reported To wander the streets of Sparkbrook yesterday, from shabby corner shop to proud, white-domed mosque, was to enter a world where conspiracy theories are the breath of life. Many ordinary Muslims did not believe that Wednesday’s arrests were an act to foil a terrorist plot aiming to visit unspeakable barbarity on a young British soldier.
Not just a young British soldier but a young Muslim who was also a British soldier.Rather the entire operation was a giant con trick. This fits a growing perception of a post-9/11 world in which innocent Muslims are demonised, and the terror threat manufactured to suit the dark designs of the West’s Judaeo-Christian elite.
These people need to think for themselves, rather than listening to conspiracy stories told by clerics in their mosques.The decision to distribute 5,000 multilingual leaflets, carefully setting out details of the anti-terrorist operation and the events leading up to it, may have sought to offer a well intentioned reassurance “that the police are not targeting communities or faiths, but suspected criminals”.

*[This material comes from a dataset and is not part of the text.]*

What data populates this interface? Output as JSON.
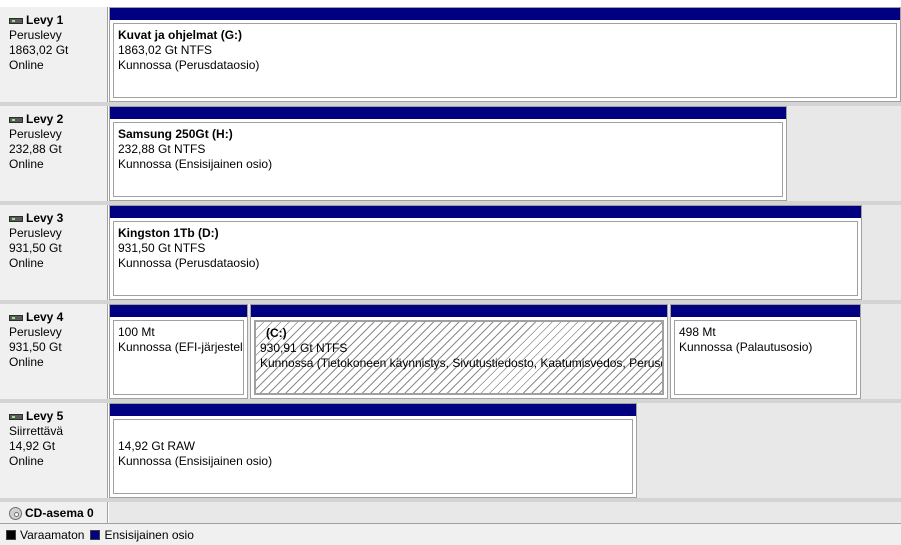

The next thing you know, those leaflets will be said to contain poison, as the ridiculous story that some ballons released by a Jewish bank that floated over to Lebanon were said to be poisoned ballons dropped from planes.To many Muslims that message has fallen on deaf ears. That many seem not to believe police reassurances is at least in part because they are listening to a very different message from mosques across the city.
The authorities should really pay special attention to what is said in the mosques